WHAT THE TASK ASKS:
The entries should each be set down again precisely.

Data items:
################

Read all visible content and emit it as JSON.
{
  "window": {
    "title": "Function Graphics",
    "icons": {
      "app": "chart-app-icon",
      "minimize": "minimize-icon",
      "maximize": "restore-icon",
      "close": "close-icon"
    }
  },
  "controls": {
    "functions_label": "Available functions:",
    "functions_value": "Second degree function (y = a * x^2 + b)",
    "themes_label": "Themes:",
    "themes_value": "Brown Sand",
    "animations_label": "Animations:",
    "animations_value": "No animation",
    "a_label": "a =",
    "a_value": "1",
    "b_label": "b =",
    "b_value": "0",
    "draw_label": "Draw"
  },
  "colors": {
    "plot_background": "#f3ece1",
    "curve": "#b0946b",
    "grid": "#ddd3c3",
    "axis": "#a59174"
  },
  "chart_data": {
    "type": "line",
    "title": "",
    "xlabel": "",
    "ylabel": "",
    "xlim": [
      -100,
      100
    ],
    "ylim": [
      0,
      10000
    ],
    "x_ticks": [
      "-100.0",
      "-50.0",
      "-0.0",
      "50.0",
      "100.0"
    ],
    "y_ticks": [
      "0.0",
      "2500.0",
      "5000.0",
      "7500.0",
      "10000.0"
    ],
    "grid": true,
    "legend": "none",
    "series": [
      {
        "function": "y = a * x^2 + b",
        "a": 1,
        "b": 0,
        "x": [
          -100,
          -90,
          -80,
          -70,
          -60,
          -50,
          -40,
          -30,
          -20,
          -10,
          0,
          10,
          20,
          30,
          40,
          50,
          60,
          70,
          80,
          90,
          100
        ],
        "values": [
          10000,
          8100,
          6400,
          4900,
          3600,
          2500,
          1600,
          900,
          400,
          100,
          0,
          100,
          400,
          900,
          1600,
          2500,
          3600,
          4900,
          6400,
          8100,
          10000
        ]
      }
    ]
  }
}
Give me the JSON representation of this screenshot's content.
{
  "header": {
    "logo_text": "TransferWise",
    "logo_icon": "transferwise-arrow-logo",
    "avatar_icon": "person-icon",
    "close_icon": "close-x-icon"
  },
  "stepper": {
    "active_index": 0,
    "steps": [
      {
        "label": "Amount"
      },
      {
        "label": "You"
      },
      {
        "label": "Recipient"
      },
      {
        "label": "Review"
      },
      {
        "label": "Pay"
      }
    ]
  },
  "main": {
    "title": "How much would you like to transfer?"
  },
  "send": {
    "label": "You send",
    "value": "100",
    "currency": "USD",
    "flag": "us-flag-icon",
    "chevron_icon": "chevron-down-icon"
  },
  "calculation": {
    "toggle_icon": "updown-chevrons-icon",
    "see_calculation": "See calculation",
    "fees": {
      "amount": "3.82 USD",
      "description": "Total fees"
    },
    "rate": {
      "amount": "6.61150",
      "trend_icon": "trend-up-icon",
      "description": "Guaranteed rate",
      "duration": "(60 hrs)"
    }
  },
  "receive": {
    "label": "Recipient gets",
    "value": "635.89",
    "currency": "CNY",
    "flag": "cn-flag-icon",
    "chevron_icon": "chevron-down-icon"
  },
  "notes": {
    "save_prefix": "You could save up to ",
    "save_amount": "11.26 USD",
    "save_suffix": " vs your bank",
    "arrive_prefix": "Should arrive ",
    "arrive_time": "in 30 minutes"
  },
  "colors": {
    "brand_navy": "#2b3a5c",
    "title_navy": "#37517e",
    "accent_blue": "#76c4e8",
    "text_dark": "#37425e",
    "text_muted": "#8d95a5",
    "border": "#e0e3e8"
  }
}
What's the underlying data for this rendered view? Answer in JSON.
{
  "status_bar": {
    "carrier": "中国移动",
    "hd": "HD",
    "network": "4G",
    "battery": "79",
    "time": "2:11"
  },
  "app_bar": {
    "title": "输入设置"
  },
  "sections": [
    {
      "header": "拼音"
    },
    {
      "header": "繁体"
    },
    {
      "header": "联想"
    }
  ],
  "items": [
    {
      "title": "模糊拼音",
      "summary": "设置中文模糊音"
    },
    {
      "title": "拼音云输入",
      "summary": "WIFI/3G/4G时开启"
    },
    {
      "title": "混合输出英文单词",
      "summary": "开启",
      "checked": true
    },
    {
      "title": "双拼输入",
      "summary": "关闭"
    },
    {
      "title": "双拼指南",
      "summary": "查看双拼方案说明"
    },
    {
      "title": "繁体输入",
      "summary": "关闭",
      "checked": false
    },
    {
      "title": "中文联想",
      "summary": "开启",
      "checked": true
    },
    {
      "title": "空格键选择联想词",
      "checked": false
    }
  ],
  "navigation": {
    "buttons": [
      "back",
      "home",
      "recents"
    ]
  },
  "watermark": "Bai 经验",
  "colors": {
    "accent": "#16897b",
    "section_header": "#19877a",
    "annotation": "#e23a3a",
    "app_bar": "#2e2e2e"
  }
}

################

TASK ANSWER:
Read all visible content and emit it as JSON.
{
  "window": {
    "title": "Function Graphics",
    "icons": {
      "app": "chart-app-icon",
      "minimize": "minimize-icon",
      "maximize": "restore-icon",
      "close": "close-icon"
    }
  },
  "controls": {
    "functions_label": "Available functions:",
    "functions_value": "Second degree function (y = a * x^2 + b)",
    "themes_label": "Themes:",
    "themes_value": "Brown Sand",
    "animations_label": "Animations:",
    "animations_value": "No animation",
    "a_label": "a =",
    "a_value": "1",
    "b_label": "b =",
    "b_value": "0",
    "draw_label": "Draw"
  },
  "colors": {
    "plot_background": "#f3ece1",
    "curve": "#b0946b",
    "grid": "#ddd3c3",
    "axis": "#a59174"
  },
  "chart_data": {
    "type": "line",
    "title": "",
    "xlabel": "",
    "ylabel": "",
    "xlim": [
      -100,
      100
    ],
    "ylim": [
      0,
      10000
    ],
    "x_ticks": [
      "-100.0",
      "-50.0",
      "-0.0",
      "50.0",
      "100.0"
    ],
    "y_ticks": [
      "0.0",
      "2500.0",
      "5000.0",
      "7500.0",
      "10000.0"
    ],
    "grid": true,
    "legend": "none",
    "series": [
      {
        "function": "y = a * x^2 + b",
        "a": 1,
        "b": 0,
        "x": [
          -100,
          -90,
          -80,
          -70,
          -60,
          -50,
          -40,
          -30,
          -20,
          -10,
          0,
          10,
          20,
          30,
          40,
          50,
          60,
          70,
          80,
          90,
          100
        ],
        "values": [
          10000,
          8100,
          6400,
          4900,
          3600,
          2500,
          1600,
          900,
          400,
          100,
          0,
          100,
          400,
          900,
          1600,
          2500,
          3600,
          4900,
          6400,
          8100,
          10000
        ]
      }
    ]
  }
}
Give me the JSON representation of this screenshot's content.
{
  "header": {
    "logo_text": "TransferWise",
    "logo_icon": "transferwise-arrow-logo",
    "avatar_icon": "person-icon",
    "close_icon": "close-x-icon"
  },
  "stepper": {
    "active_index": 0,
    "steps": [
      {
        "label": "Amount"
      },
      {
        "label": "You"
      },
      {
        "label": "Recipient"
      },
      {
        "label": "Review"
      },
      {
        "label": "Pay"
      }
    ]
  },
  "main": {
    "title": "How much would you like to transfer?"
  },
  "send": {
    "label": "You send",
    "value": "100",
    "currency": "USD",
    "flag": "us-flag-icon",
    "chevron_icon": "chevron-down-icon"
  },
  "calculation": {
    "toggle_icon": "updown-chevrons-icon",
    "see_calculation": "See calculation",
    "fees": {
      "amount": "3.82 USD",
      "description": "Total fees"
    },
    "rate": {
      "amount": "6.61150",
      "trend_icon": "trend-up-icon",
      "description": "Guaranteed rate",
      "duration": "(60 hrs)"
    }
  },
  "receive": {
    "label": "Recipient gets",
    "value": "635.89",
    "currency": "CNY",
    "flag": "cn-flag-icon",
    "chevron_icon": "chevron-down-icon"
  },
  "notes": {
    "save_prefix": "You could save up to ",
    "save_amount": "11.26 USD",
    "save_suffix": " vs your bank",
    "arrive_prefix": "Should arrive ",
    "arrive_time": "in 30 minutes"
  },
  "colors": {
    "brand_navy": "#2b3a5c",
    "title_navy": "#37517e",
    "accent_blue": "#76c4e8",
    "text_dark": "#37425e",
    "text_muted": "#8d95a5",
    "border": "#e0e3e8"
  }
}
What's the underlying data for this rendered view? Answer in JSON.
{
  "status_bar": {
    "carrier": "中国移动",
    "hd": "HD",
    "network": "4G",
    "battery": "79",
    "time": "2:11"
  },
  "app_bar": {
    "title": "输入设置"
  },
  "sections": [
    {
      "header": "拼音"
    },
    {
      "header": "繁体"
    },
    {
      "header": "联想"
    }
  ],
  "items": [
    {
      "title": "模糊拼音",
      "summary": "设置中文模糊音"
    },
    {
      "title": "拼音云输入",
      "summary": "WIFI/3G/4G时开启"
    },
    {
      "title": "混合输出英文单词",
      "summary": "开启",
      "checked": true
    },
    {
      "title": "双拼输入",
      "summary": "关闭"
    },
    {
      "title": "双拼指南",
      "summary": "查看双拼方案说明"
    },
    {
      "title": "繁体输入",
      "summary": "关闭",
      "checked": false
    },
    {
      "title": "中文联想",
      "summary": "开启",
      "checked": true
    },
    {
      "title": "空格键选择联想词",
      "checked": false
    }
  ],
  "navigation": {
    "buttons": [
      "back",
      "home",
      "recents"
    ]
  },
  "watermark": "Bai 经验",
  "colors": {
    "accent": "#16897b",
    "section_header": "#19877a",
    "annotation": "#e23a3a",
    "app_bar": "#2e2e2e"
  }
}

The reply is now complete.